- [Material to process]
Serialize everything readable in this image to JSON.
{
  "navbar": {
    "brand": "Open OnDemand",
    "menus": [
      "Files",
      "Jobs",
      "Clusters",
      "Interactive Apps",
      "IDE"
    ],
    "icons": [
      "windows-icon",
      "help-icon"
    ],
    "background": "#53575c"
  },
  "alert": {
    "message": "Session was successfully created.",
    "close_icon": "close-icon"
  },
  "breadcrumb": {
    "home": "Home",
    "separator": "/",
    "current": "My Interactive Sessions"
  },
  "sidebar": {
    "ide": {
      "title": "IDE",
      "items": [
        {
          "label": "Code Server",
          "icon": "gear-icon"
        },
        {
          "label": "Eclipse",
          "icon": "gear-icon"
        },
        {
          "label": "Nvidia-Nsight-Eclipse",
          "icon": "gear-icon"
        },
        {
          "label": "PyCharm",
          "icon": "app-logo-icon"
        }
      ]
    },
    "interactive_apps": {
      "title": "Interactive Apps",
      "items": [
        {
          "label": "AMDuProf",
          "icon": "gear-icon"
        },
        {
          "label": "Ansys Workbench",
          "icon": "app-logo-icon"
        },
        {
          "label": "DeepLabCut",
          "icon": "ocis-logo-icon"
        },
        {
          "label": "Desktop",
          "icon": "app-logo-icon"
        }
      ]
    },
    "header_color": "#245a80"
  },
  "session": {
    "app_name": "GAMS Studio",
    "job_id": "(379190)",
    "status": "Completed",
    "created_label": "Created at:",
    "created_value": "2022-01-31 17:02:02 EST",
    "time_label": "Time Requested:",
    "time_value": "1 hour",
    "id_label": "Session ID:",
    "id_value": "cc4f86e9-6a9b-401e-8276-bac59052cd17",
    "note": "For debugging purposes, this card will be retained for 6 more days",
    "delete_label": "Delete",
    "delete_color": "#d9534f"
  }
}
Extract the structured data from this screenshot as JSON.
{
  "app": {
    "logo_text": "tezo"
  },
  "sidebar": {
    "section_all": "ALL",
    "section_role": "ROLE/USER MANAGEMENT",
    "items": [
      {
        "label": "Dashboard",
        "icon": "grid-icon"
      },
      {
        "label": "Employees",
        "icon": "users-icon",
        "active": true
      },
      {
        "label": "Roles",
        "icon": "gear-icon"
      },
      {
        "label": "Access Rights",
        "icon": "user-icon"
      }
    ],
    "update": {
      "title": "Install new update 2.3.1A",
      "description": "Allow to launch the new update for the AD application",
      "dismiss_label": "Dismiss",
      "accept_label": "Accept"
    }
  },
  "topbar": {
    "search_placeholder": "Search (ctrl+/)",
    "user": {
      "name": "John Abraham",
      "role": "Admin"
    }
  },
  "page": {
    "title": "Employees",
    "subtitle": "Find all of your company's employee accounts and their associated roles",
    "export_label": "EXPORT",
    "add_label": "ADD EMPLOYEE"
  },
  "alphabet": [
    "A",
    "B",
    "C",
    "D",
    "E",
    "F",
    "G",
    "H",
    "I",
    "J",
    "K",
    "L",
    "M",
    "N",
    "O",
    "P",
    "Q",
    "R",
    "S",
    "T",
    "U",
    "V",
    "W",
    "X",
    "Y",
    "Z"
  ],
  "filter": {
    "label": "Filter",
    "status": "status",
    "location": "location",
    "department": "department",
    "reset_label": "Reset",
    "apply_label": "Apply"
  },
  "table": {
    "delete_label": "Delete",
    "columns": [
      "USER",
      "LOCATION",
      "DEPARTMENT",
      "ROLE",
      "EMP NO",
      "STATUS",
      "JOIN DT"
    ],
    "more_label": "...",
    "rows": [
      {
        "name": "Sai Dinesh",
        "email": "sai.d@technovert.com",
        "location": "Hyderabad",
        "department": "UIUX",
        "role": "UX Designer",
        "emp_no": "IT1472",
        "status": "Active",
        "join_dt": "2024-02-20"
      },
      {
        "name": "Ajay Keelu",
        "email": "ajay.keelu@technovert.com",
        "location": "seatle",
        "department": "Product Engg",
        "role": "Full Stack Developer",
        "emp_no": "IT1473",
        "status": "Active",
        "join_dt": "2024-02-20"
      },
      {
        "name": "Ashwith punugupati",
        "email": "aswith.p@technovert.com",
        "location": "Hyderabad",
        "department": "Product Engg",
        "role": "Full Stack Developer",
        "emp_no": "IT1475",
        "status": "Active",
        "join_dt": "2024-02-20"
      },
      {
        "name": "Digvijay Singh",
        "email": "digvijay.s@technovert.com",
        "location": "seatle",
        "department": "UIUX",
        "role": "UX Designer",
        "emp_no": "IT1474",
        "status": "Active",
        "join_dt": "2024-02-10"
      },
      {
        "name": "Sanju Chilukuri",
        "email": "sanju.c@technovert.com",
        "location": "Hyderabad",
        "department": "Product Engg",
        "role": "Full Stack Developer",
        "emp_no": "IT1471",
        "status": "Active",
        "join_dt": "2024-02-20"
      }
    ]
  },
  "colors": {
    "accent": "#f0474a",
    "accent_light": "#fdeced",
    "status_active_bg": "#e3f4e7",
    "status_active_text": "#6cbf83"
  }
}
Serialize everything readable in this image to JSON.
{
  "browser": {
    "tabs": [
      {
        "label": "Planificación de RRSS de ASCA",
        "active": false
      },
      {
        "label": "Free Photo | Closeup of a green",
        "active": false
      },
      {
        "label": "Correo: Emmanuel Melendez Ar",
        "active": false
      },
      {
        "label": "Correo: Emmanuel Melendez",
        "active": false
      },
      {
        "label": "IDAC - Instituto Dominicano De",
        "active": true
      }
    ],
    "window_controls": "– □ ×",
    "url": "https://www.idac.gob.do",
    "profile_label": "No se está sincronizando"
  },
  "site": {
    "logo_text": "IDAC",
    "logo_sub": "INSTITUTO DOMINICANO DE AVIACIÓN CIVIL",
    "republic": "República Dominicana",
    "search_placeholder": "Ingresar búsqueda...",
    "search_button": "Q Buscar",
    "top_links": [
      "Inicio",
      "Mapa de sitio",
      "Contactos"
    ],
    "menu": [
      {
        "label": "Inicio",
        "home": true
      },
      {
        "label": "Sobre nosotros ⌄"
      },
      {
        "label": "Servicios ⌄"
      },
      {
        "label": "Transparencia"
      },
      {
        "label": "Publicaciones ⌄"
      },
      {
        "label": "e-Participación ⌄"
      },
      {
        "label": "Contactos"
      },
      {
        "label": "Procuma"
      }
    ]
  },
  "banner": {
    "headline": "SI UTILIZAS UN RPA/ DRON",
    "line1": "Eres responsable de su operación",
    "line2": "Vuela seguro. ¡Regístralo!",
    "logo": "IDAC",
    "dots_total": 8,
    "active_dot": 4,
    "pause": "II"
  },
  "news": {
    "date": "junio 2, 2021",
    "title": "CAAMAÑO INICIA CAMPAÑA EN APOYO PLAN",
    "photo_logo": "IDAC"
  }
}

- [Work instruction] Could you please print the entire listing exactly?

- [Task answer]
Serialize everything readable in this image to JSON.
{
  "navbar": {
    "brand": "Open OnDemand",
    "menus": [
      "Files",
      "Jobs",
      "Clusters",
      "Interactive Apps",
      "IDE"
    ],
    "icons": [
      "windows-icon",
      "help-icon"
    ],
    "background": "#53575c"
  },
  "alert": {
    "message": "Session was successfully created.",
    "close_icon": "close-icon"
  },
  "breadcrumb": {
    "home": "Home",
    "separator": "/",
    "current": "My Interactive Sessions"
  },
  "sidebar": {
    "ide": {
      "title": "IDE",
      "items": [
        {
          "label": "Code Server",
          "icon": "gear-icon"
        },
        {
          "label": "Eclipse",
          "icon": "gear-icon"
        },
        {
          "label": "Nvidia-Nsight-Eclipse",
          "icon": "gear-icon"
        },
        {
          "label": "PyCharm",
          "icon": "app-logo-icon"
        }
      ]
    },
    "interactive_apps": {
      "title": "Interactive Apps",
      "items": [
        {
          "label": "AMDuProf",
          "icon": "gear-icon"
        },
        {
          "label": "Ansys Workbench",
          "icon": "app-logo-icon"
        },
        {
          "label": "DeepLabCut",
          "icon": "ocis-logo-icon"
        },
        {
          "label": "Desktop",
          "icon": "app-logo-icon"
        }
      ]
    },
    "header_color": "#245a80"
  },
  "session": {
    "app_name": "GAMS Studio",
    "job_id": "(379190)",
    "status": "Completed",
    "created_label": "Created at:",
    "created_value": "2022-01-31 17:02:02 EST",
    "time_label": "Time Requested:",
    "time_value": "1 hour",
    "id_label": "Session ID:",
    "id_value": "cc4f86e9-6a9b-401e-8276-bac59052cd17",
    "note": "For debugging purposes, this card will be retained for 6 more days",
    "delete_label": "Delete",
    "delete_color": "#d9534f"
  }
}
Extract the structured data from this screenshot as JSON.
{
  "app": {
    "logo_text": "tezo"
  },
  "sidebar": {
    "section_all": "ALL",
    "section_role": "ROLE/USER MANAGEMENT",
    "items": [
      {
        "label": "Dashboard",
        "icon": "grid-icon"
      },
      {
        "label": "Employees",
        "icon": "users-icon",
        "active": true
      },
      {
        "label": "Roles",
        "icon": "gear-icon"
      },
      {
        "label": "Access Rights",
        "icon": "user-icon"
      }
    ],
    "update": {
      "title": "Install new update 2.3.1A",
      "description": "Allow to launch the new update for the AD application",
      "dismiss_label": "Dismiss",
      "accept_label": "Accept"
    }
  },
  "topbar": {
    "search_placeholder": "Search (ctrl+/)",
    "user": {
      "name": "John Abraham",
      "role": "Admin"
    }
  },
  "page": {
    "title": "Employees",
    "subtitle": "Find all of your company's employee accounts and their associated roles",
    "export_label": "EXPORT",
    "add_label": "ADD EMPLOYEE"
  },
  "alphabet": [
    "A",
    "B",
    "C",
    "D",
    "E",
    "F",
    "G",
    "H",
    "I",
    "J",
    "K",
    "L",
    "M",
    "N",
    "O",
    "P",
    "Q",
    "R",
    "S",
    "T",
    "U",
    "V",
    "W",
    "X",
    "Y",
    "Z"
  ],
  "filter": {
    "label": "Filter",
    "status": "status",
    "location": "location",
    "department": "department",
    "reset_label": "Reset",
    "apply_label": "Apply"
  },
  "table": {
    "delete_label": "Delete",
    "columns": [
      "USER",
      "LOCATION",
      "DEPARTMENT",
      "ROLE",
      "EMP NO",
      "STATUS",
      "JOIN DT"
    ],
    "more_label": "...",
    "rows": [
      {
        "name": "Sai Dinesh",
        "email": "sai.d@technovert.com",
        "location": "Hyderabad",
        "department": "UIUX",
        "role": "UX Designer",
        "emp_no": "IT1472",
        "status": "Active",
        "join_dt": "2024-02-20"
      },
      {
        "name": "Ajay Keelu",
        "email": "ajay.keelu@technovert.com",
        "location": "seatle",
        "department": "Product Engg",
        "role": "Full Stack Developer",
        "emp_no": "IT1473",
        "status": "Active",
        "join_dt": "2024-02-20"
      },
      {
        "name": "Ashwith punugupati",
        "email": "aswith.p@technovert.com",
        "location": "Hyderabad",
        "department": "Product Engg",
        "role": "Full Stack Developer",
        "emp_no": "IT1475",
        "status": "Active",
        "join_dt": "2024-02-20"
      },
      {
        "name": "Digvijay Singh",
        "email": "digvijay.s@technovert.com",
        "location": "seatle",
        "department": "UIUX",
        "role": "UX Designer",
        "emp_no": "IT1474",
        "status": "Active",
        "join_dt": "2024-02-10"
      },
      {
        "name": "Sanju Chilukuri",
        "email": "sanju.c@technovert.com",
        "location": "Hyderabad",
        "department": "Product Engg",
        "role": "Full Stack Developer",
        "emp_no": "IT1471",
        "status": "Active",
        "join_dt": "2024-02-20"
      }
    ]
  },
  "colors": {
    "accent": "#f0474a",
    "accent_light": "#fdeced",
    "status_active_bg": "#e3f4e7",
    "status_active_text": "#6cbf83"
  }
}
Serialize everything readable in this image to JSON.
{
  "browser": {
    "tabs": [
      {
        "label": "Planificación de RRSS de ASCA",
        "active": false
      },
      {
        "label": "Free Photo | Closeup of a green",
        "active": false
      },
      {
        "label": "Correo: Emmanuel Melendez Ar",
        "active": false
      },
      {
        "label": "Correo: Emmanuel Melendez",
        "active": false
      },
      {
        "label": "IDAC - Instituto Dominicano De",
        "active": true
      }
    ],
    "window_controls": "– □ ×",
    "url": "https://www.idac.gob.do",
    "profile_label": "No se está sincronizando"
  },
  "site": {
    "logo_text": "IDAC",
    "logo_sub": "INSTITUTO DOMINICANO DE AVIACIÓN CIVIL",
    "republic": "República Dominicana",
    "search_placeholder": "Ingresar búsqueda...",
    "search_button": "Q Buscar",
    "top_links": [
      "Inicio",
      "Mapa de sitio",
      "Contactos"
    ],
    "menu": [
      {
        "label": "Inicio",
        "home": true
      },
      {
        "label": "Sobre nosotros ⌄"
      },
      {
        "label": "Servicios ⌄"
      },
      {
        "label": "Transparencia"
      },
      {
        "label": "Publicaciones ⌄"
      },
      {
        "label": "e-Participación ⌄"
      },
      {
        "label": "Contactos"
      },
      {
        "label": "Procuma"
      }
    ]
  },
  "banner": {
    "headline": "SI UTILIZAS UN RPA/ DRON",
    "line1": "Eres responsable de su operación",
    "line2": "Vuela seguro. ¡Regístralo!",
    "logo": "IDAC",
    "dots_total": 8,
    "active_dot": 4,
    "pause": "II"
  },
  "news": {
    "date": "junio 2, 2021",
    "title": "CAAMAÑO INICIA CAMPAÑA EN APOYO PLAN",
    "photo_logo": "IDAC"
  }
}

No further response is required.